If its not possible to dig back because of boundaries etc, remove the wall and build something designed for the job.
There are kits available that would required galvanised posts inserted into holes 2 feet deep for a 2foot wall and concreted in. Then concrete slabs, or thick timber slabs of suitable wood installed behind the posts.
AS you back fill the wall, start with screenings and a slotted pipe, so water pressure cannot build up.
That pipe needs to drain around the house again.
The screens column should be about 5 inches wide as the soil is backfilled and if you can place a mat like shade cloth as well, between the soil and the fine 1/4 inch stones to prevent soil washing into and blocking the stones,
thats another better outcome.
4 weeks ago
there is a product called "Belt slip", that has the same effect as putting a sticky substance on the belt, obviously to prevent slipping.
It sometimes helps.
4 weeks ago
I have designed concrete mixes in the past as a Civil Engineer.
There are a few points that need clarification.
'Cement quarry rocks' are really aggregate, [ stones], crushed usually from basalt outcrops, that become the aggregate or stones in a concrete mix.
Similar aggregate is used as the base for roads, in different sizes big ones at the bottom and smaller at the top, it is used as filling under concrete slabs
and anywhere are hard wearing non soluble material is required.
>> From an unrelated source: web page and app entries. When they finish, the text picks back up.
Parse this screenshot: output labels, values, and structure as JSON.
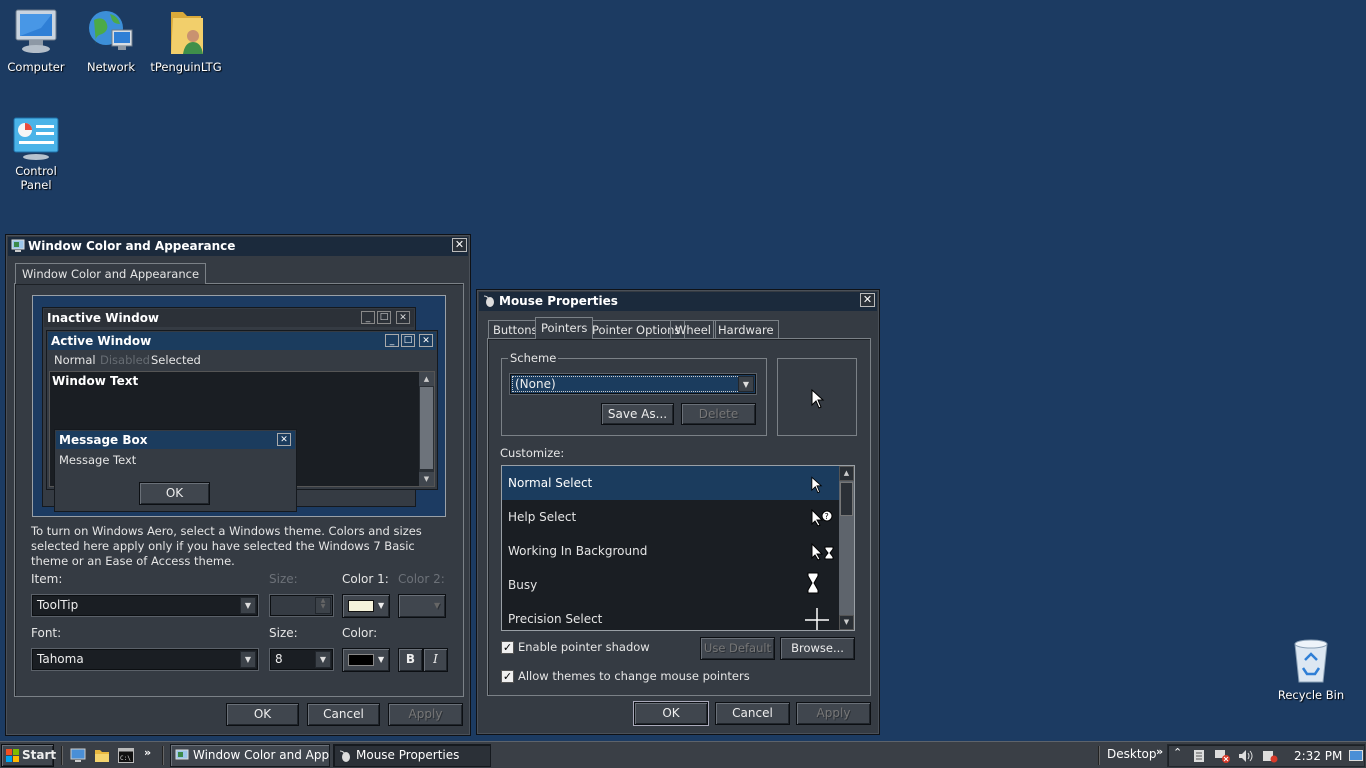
{
  "desktop": {
    "icons": [
      {
        "label": "Computer",
        "icon": "computer-icon"
      },
      {
        "label": "Network",
        "icon": "network-icon"
      },
      {
        "label": "tPenguinLTG",
        "icon": "user-folder-icon"
      },
      {
        "label": "Control Panel",
        "icon": "control-panel-icon"
      },
      {
        "label": "Recycle Bin",
        "icon": "recycle-bin-icon"
      }
    ]
  },
  "appearance": {
    "title": "Window Color and Appearance",
    "tab": "Window Color and Appearance",
    "preview": {
      "inactive": "Inactive Window",
      "active": "Active Window",
      "menu_normal": "Normal",
      "menu_disabled": "Disabled",
      "menu_selected": "Selected",
      "window_text": "Window Text",
      "msgbox_title": "Message Box",
      "msgbox_text": "Message Text",
      "msgbox_ok": "OK"
    },
    "info": "To turn on Windows Aero, select a Windows theme.  Colors and sizes selected here apply only if you have selected the Windows 7 Basic theme or an Ease of Access theme.",
    "item_label": "Item:",
    "item_value": "ToolTip",
    "size_label": "Size:",
    "color1_label": "Color 1:",
    "color2_label": "Color 2:",
    "font_label": "Font:",
    "font_value": "Tahoma",
    "font_size_label": "Size:",
    "font_size_value": "8",
    "font_color_label": "Color:",
    "bold": "B",
    "italic": "I",
    "ok": "OK",
    "cancel": "Cancel",
    "apply": "Apply",
    "color1_swatch": "#f5f3dc",
    "font_color_swatch": "#000000"
  },
  "mouse": {
    "title": "Mouse Properties",
    "tabs": [
      "Buttons",
      "Pointers",
      "Pointer Options",
      "Wheel",
      "Hardware"
    ],
    "active_tab": "Pointers",
    "scheme_label": "Scheme",
    "scheme_value": "(None)",
    "save_as": "Save As...",
    "delete": "Delete",
    "customize_label": "Customize:",
    "pointers": [
      {
        "label": "Normal Select",
        "icon": "arrow-cursor-icon"
      },
      {
        "label": "Help Select",
        "icon": "help-cursor-icon"
      },
      {
        "label": "Working In Background",
        "icon": "working-cursor-icon"
      },
      {
        "label": "Busy",
        "icon": "hourglass-cursor-icon"
      },
      {
        "label": "Precision Select",
        "icon": "crosshair-cursor-icon"
      }
    ],
    "enable_shadow": "Enable pointer shadow",
    "use_default": "Use Default",
    "browse": "Browse...",
    "allow_themes": "Allow themes to change mouse pointers",
    "ok": "OK",
    "cancel": "Cancel",
    "apply": "Apply"
  },
  "taskbar": {
    "start": "Start",
    "tasks": [
      "Window Color and Appe...",
      "Mouse Properties"
    ],
    "desktop_label": "Desktop",
    "time": "2:32 PM"
  }
}
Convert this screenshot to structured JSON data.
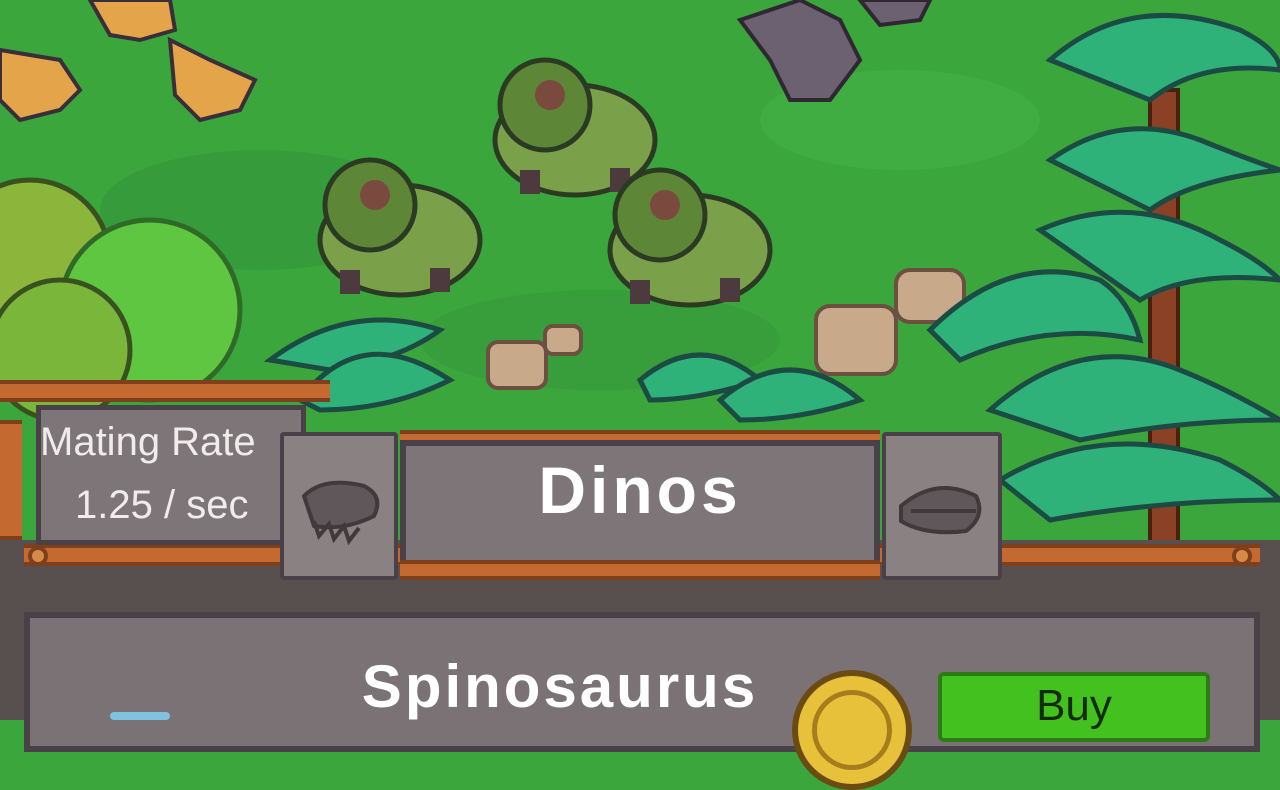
{
  "hud": {
    "mating_rate_label": "Mating Rate",
    "mating_rate_value": "1.25 / sec",
    "tab_title": "Dinos"
  },
  "shop_item": {
    "name": "Spinosaurus",
    "buy_label": "Buy"
  },
  "colors": {
    "grass": "#3aa63c",
    "panel": "#57504f",
    "beam": "#c46a31",
    "buy_button": "#43c21f",
    "coin": "#e8c13a"
  }
}
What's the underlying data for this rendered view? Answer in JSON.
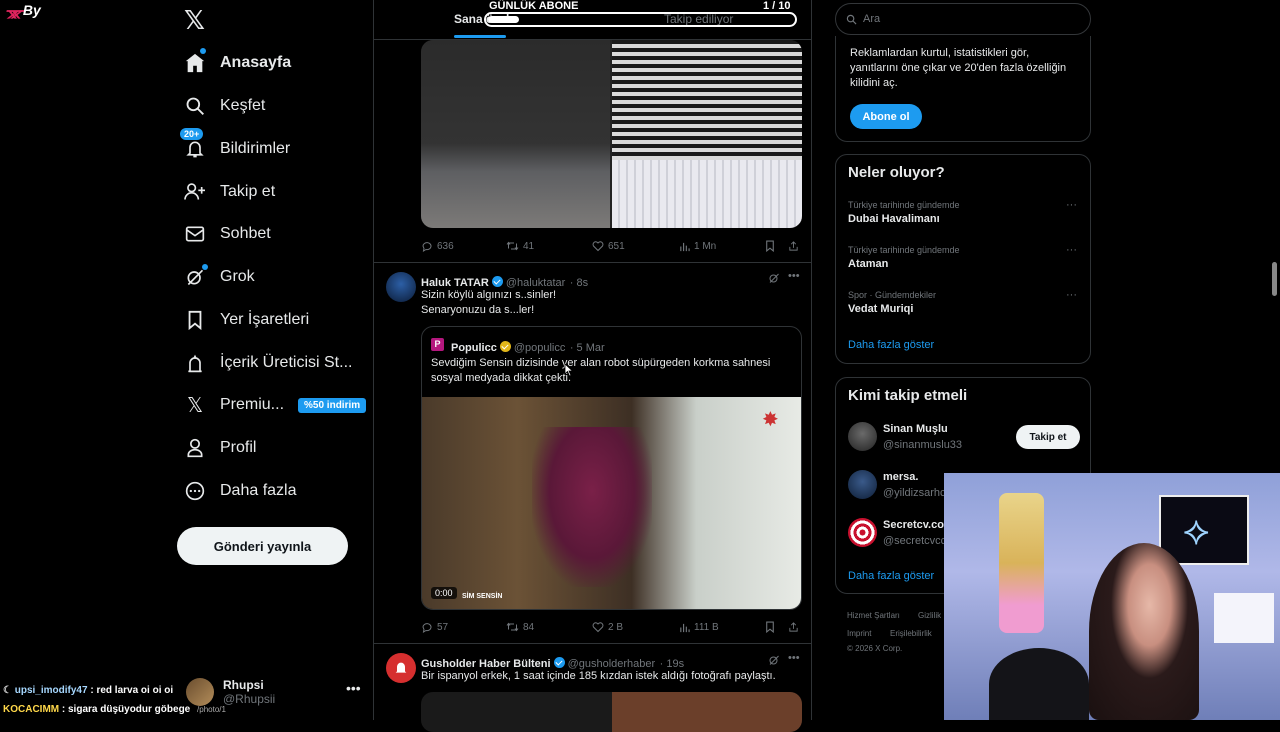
{
  "overlay": {
    "brand": "By",
    "goal_title": "GÜNLÜK ABONE",
    "goal_count": "1  / 10",
    "goal_progress": 0.1,
    "chat": [
      {
        "user": "upsi_imodify47",
        "message": ": red larva oi oi oi"
      },
      {
        "user": "KOCACIMM",
        "message": ": sigara düşüyodur göbege"
      }
    ],
    "status_url": "/photo/1"
  },
  "sidebar": {
    "items": [
      {
        "label": "Anasayfa",
        "icon": "home-icon"
      },
      {
        "label": "Keşfet",
        "icon": "search-icon"
      },
      {
        "label": "Bildirimler",
        "icon": "bell-icon",
        "badge": "20+"
      },
      {
        "label": "Takip et",
        "icon": "follow-icon"
      },
      {
        "label": "Sohbet",
        "icon": "mail-icon"
      },
      {
        "label": "Grok",
        "icon": "grok-icon"
      },
      {
        "label": "Yer İşaretleri",
        "icon": "bookmark-icon"
      },
      {
        "label": "İçerik Üreticisi St...",
        "icon": "creator-icon"
      },
      {
        "label": "Premiu...",
        "icon": "x-premium-icon",
        "badge": "%50 indirim"
      },
      {
        "label": "Profil",
        "icon": "profile-icon"
      },
      {
        "label": "Daha fazla",
        "icon": "more-icon"
      }
    ],
    "post_button": "Gönderi yayınla",
    "account": {
      "name": "Rhupsi",
      "handle": "@Rhupsii"
    }
  },
  "feed": {
    "tabs": [
      "Sana özel",
      "Takip ediliyor"
    ],
    "tweet1_stats": {
      "replies": "636",
      "retweets": "41",
      "likes": "651",
      "views": "1 Mn"
    },
    "tweet2": {
      "name": "Haluk TATAR",
      "handle": "@haluktatar",
      "time": "· 8s",
      "text1": "Sizin köylü algınızı s..sinler!",
      "text2": "Senaryonuzu da s...ler!",
      "quote": {
        "name": "Populicc",
        "handle": "@populicc",
        "time": "· 5 Mar",
        "text1": "Sevdiğim Sensin dizisinde yer alan robot süpürgeden korkma sahnesi",
        "text2": "sosyal medyada dikkat çekti.",
        "video_time": "0:00",
        "video_caption": "SİM SENSİN"
      },
      "stats": {
        "replies": "57",
        "retweets": "84",
        "likes": "2 B",
        "views": "111 B"
      }
    },
    "tweet3": {
      "name": "Gusholder Haber Bülteni",
      "handle": "@gusholderhaber",
      "time": "· 19s",
      "text": "Bir ispanyol erkek, 1 saat içinde 185 kızdan istek aldığı fotoğrafı paylaştı."
    }
  },
  "right": {
    "search_placeholder": "Ara",
    "premium": {
      "text1": "Reklamlardan kurtul, istatistikleri gör,",
      "text2": "yanıtlarını öne çıkar ve 20'den fazla özelliğin",
      "text3": "kilidini aç.",
      "button": "Abone ol"
    },
    "trends_title": "Neler oluyor?",
    "trends": [
      {
        "category": "Türkiye tarihinde gündemde",
        "name": "Dubai Havalimanı"
      },
      {
        "category": "Türkiye tarihinde gündemde",
        "name": "Ataman"
      },
      {
        "category": "Spor · Gündemdekiler",
        "name": "Vedat Muriqi"
      }
    ],
    "trends_more": "Daha fazla göster",
    "wtf_title": "Kimi takip etmeli",
    "wtf": [
      {
        "name": "Sinan Muşlu",
        "handle": "@sinanmuslu33",
        "button": "Takip et"
      },
      {
        "name": "mersa.",
        "handle": "@yildizsarhc"
      },
      {
        "name": "Secretcv.co",
        "handle": "@secretcvcc"
      }
    ],
    "wtf_more": "Daha fazla göster",
    "footer": [
      "Hizmet Şartları",
      "Gizlilik",
      "Imprint",
      "Erişilebilirlik",
      "© 2026 X Corp."
    ]
  },
  "colors": {
    "accent": "#1d9bf0",
    "background": "#000000",
    "border": "#2f3336",
    "muted": "#71767b"
  }
}
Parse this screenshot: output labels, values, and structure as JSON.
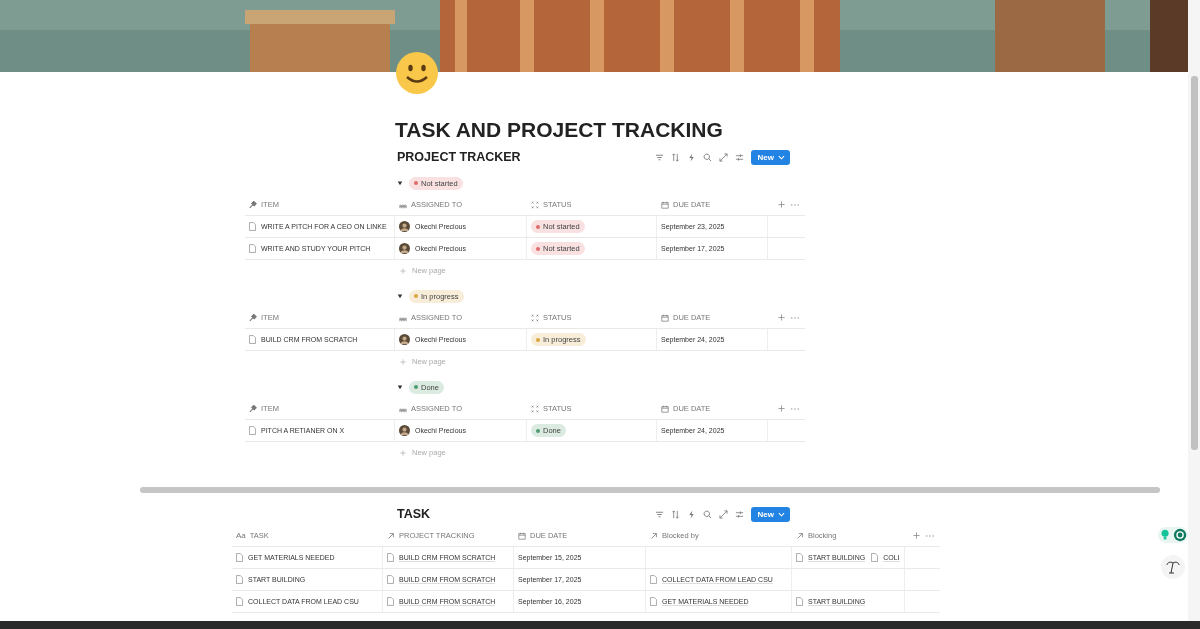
{
  "title": "TASK AND PROJECT TRACKING",
  "project_tracker": {
    "title": "PROJECT TRACKER",
    "new_button": "New",
    "groups": [
      {
        "label": "Not started",
        "color": "#e16b6b",
        "expanded": true,
        "new_page": "New page",
        "columns": [
          {
            "label": "ITEM",
            "kind": "title"
          },
          {
            "label": "ASSIGNED TO",
            "kind": "person"
          },
          {
            "label": "STATUS",
            "kind": "status"
          },
          {
            "label": "DUE DATE",
            "kind": "date"
          }
        ],
        "rows": [
          {
            "item": "WRITE A PITCH FOR A CEO ON LINKE",
            "assignee": "Okechi Precious",
            "status": {
              "label": "Not started",
              "color": "#e16b6b"
            },
            "due": "September 23, 2025"
          },
          {
            "item": "WRITE AND STUDY YOUR PITCH",
            "assignee": "Okechi Precious",
            "status": {
              "label": "Not started",
              "color": "#e16b6b"
            },
            "due": "September 17, 2025"
          }
        ]
      },
      {
        "label": "In progress",
        "color": "#d9a53c",
        "expanded": true,
        "new_page": "New page",
        "columns": [
          {
            "label": "ITEM",
            "kind": "title"
          },
          {
            "label": "ASSIGNED TO",
            "kind": "person"
          },
          {
            "label": "STATUS",
            "kind": "status"
          },
          {
            "label": "DUE DATE",
            "kind": "date"
          }
        ],
        "rows": [
          {
            "item": "BUILD CRM FROM SCRATCH",
            "assignee": "Okechi Precious",
            "status": {
              "label": "In progress",
              "color": "#d9a53c"
            },
            "due": "September 24, 2025"
          }
        ]
      },
      {
        "label": "Done",
        "color": "#4d9c6d",
        "expanded": true,
        "new_page": "New page",
        "columns": [
          {
            "label": "ITEM",
            "kind": "title"
          },
          {
            "label": "ASSIGNED TO",
            "kind": "person"
          },
          {
            "label": "STATUS",
            "kind": "status"
          },
          {
            "label": "DUE DATE",
            "kind": "date"
          }
        ],
        "rows": [
          {
            "item": "PITCH A RETIANER ON X",
            "assignee": "Okechi Precious",
            "status": {
              "label": "Done",
              "color": "#4d9c6d"
            },
            "due": "September 24, 2025"
          }
        ]
      }
    ]
  },
  "task": {
    "title": "TASK",
    "new_button": "New",
    "columns": [
      {
        "label": "TASK",
        "kind": "title",
        "icon": "Aa"
      },
      {
        "label": "PROJECT TRACKING",
        "kind": "relation"
      },
      {
        "label": "DUE DATE",
        "kind": "date"
      },
      {
        "label": "Blocked by",
        "kind": "relation"
      },
      {
        "label": "Blocking",
        "kind": "relation"
      }
    ],
    "rows": [
      {
        "task": "GET MATERIALS NEEDED",
        "project": [
          "BUILD CRM FROM SCRATCH"
        ],
        "due": "September 15, 2025",
        "blocked_by": [],
        "blocking": [
          "START BUILDING",
          "COLI"
        ]
      },
      {
        "task": "START BUILDING",
        "project": [
          "BUILD CRM FROM SCRATCH"
        ],
        "due": "September 17, 2025",
        "blocked_by": [
          "COLLECT DATA FROM LEAD CSU"
        ],
        "blocking": []
      },
      {
        "task": "COLLECT DATA FROM LEAD CSU",
        "project": [
          "BUILD CRM FROM SCRATCH"
        ],
        "due": "September 16, 2025",
        "blocked_by": [
          "GET MATERIALS NEEDED"
        ],
        "blocking": [
          "START BUILDING"
        ]
      }
    ]
  }
}
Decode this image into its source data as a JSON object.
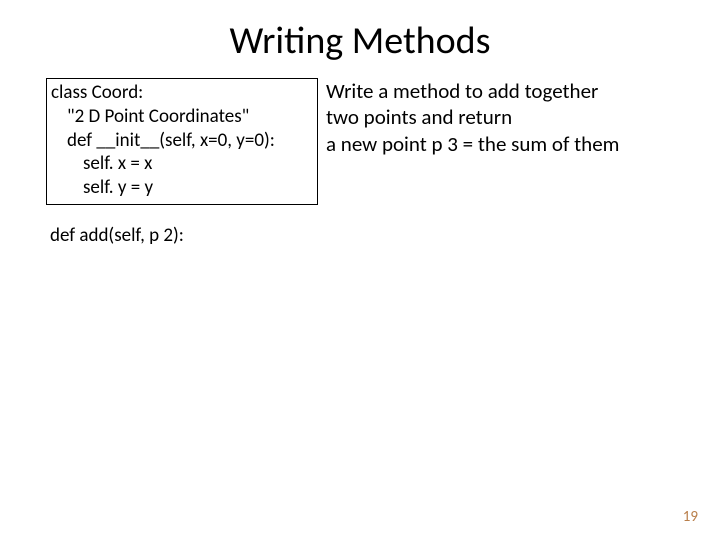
{
  "title": "Writing Methods",
  "code": {
    "l1": "class Coord:",
    "l2": "\"2 D Point Coordinates\"",
    "l3": "def __init__(self, x=0, y=0):",
    "l4": "self. x = x",
    "l5": "self. y = y"
  },
  "instructions": {
    "l1": "Write a method to add together",
    "l2": "two points and return",
    "l3": "a new point p 3 = the sum of them"
  },
  "method_line": "def add(self, p 2):",
  "page_number": "19"
}
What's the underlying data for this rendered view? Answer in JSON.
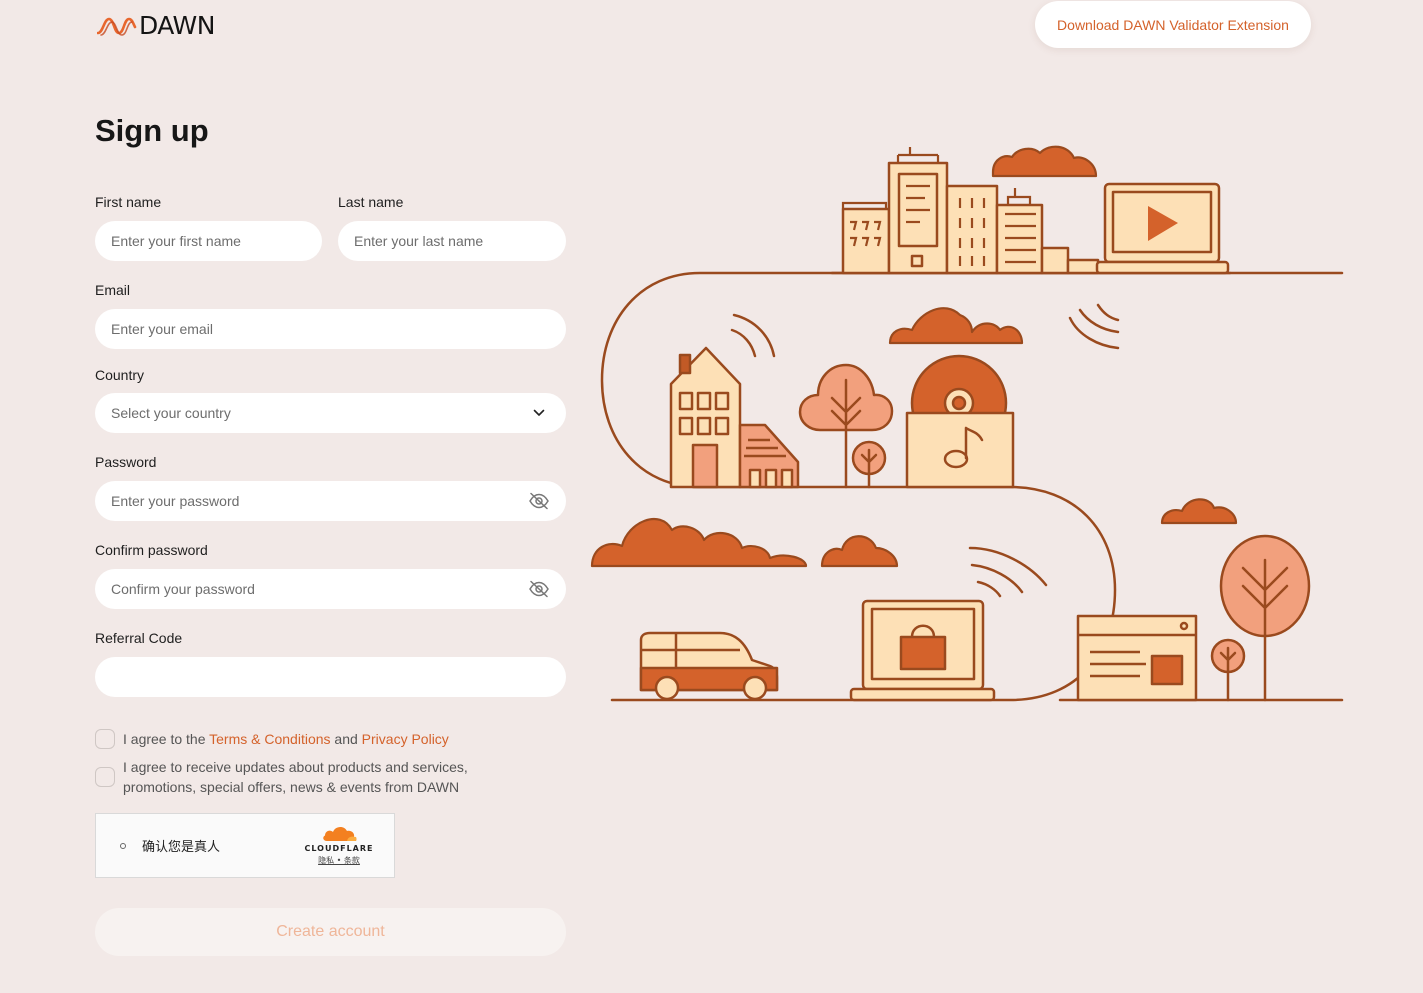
{
  "brand": {
    "name": "DAWN"
  },
  "header": {
    "extension_button": "Download DAWN Validator Extension"
  },
  "form": {
    "title": "Sign up",
    "first_name": {
      "label": "First name",
      "placeholder": "Enter your first name"
    },
    "last_name": {
      "label": "Last name",
      "placeholder": "Enter your last name"
    },
    "email": {
      "label": "Email",
      "placeholder": "Enter your email"
    },
    "country": {
      "label": "Country",
      "placeholder": "Select your country"
    },
    "password": {
      "label": "Password",
      "placeholder": "Enter your password"
    },
    "confirm_password": {
      "label": "Confirm password",
      "placeholder": "Confirm your password"
    },
    "referral": {
      "label": "Referral Code",
      "value": ""
    },
    "terms": {
      "prefix": "I agree to the ",
      "terms_link": "Terms & Conditions",
      "middle": " and ",
      "privacy_link": "Privacy Policy"
    },
    "updates": {
      "line1": "I agree to receive updates about products and services,",
      "line2": "promotions, special offers, news & events from DAWN"
    },
    "captcha": {
      "label": "确认您是真人",
      "provider": "CLOUDFLARE",
      "links": "隐私 • 条款"
    },
    "submit": "Create account"
  },
  "colors": {
    "accent": "#d4622b",
    "background": "#f2e9e7",
    "illustration_fill": "#fde0b6",
    "illustration_stroke": "#9a4a1e",
    "illustration_dark": "#d4622b",
    "illustration_mid": "#f2a07d"
  }
}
In fact in Australia, the dust from crushing plants is sold as Rock Dust and has many minerals which are claimed to be very good for the soil.

Cement is an additive to concrete, not the name of the final product.

Concrete is made from a mixture of Aggregate, sand and cement.
By varying the size and type of those items different strengths can be achieved. Generally the high strength concretes have more cement.
Cements themselves can vary and again have different results for different outcomes.

Admixtures are additional items put in the mix to slow down curing, speed up curing depending on the weather, some make it waterproof,
others, with different aggregate sizes make it flow better when being put inside hollow blocks.

Here Fly Ash has been banned, it creates problems for concretors, people wholly the concrete, and has caused issues with the concrete not gaining its full strength.
Concrete dust is as bad for humans as any other dust and care needs to be taken when grinding or cutting it.

Used properly it is a product that has enabled the type of structures people expect to have in communities today.

The use of lime with it changes its characteristics and many people like the benefit of it. For instance Limecrete is fantastic for exterior patio floors,
because it does not reflect heat the same way a concrete slabs does in hot climates.
I hope this helps with your understanding of the variations and the uses of concrete.
to label it as bad is something many would dispute.


4 weeks ago
I use tyres as garden walls, I stack them to the desired height, I use tek screws as I build them to keep them connected. I offset each so the wall is a bit wider than the diameter of the wall.
Each column of tyres has exactly the same sized tyre so they feit together better.
Sometimes I fill the tyres as I build them up so water cannot collect in them to breed mozzies.
I have capped some with not fill for the same reason.
Others I have filled with dirt, not rammed its too hard.
Others I have filled with old bottles, rocks, building rubble I have scrounged,
I have kept some low, say 2 or3 tyres high and grown plants in them.
I reckon they are great and can be used in areas where any proven issues in the future will not be a problem.
I have seen some wound with mesh , and had either ferro cement or lime mortar plaster put over them.
I live in a dry climate and have carried out no tests what so ever on them.

I have used them as moulds for concrete blocks to go under shipping containers to create a good sized pad.
4 weeks ago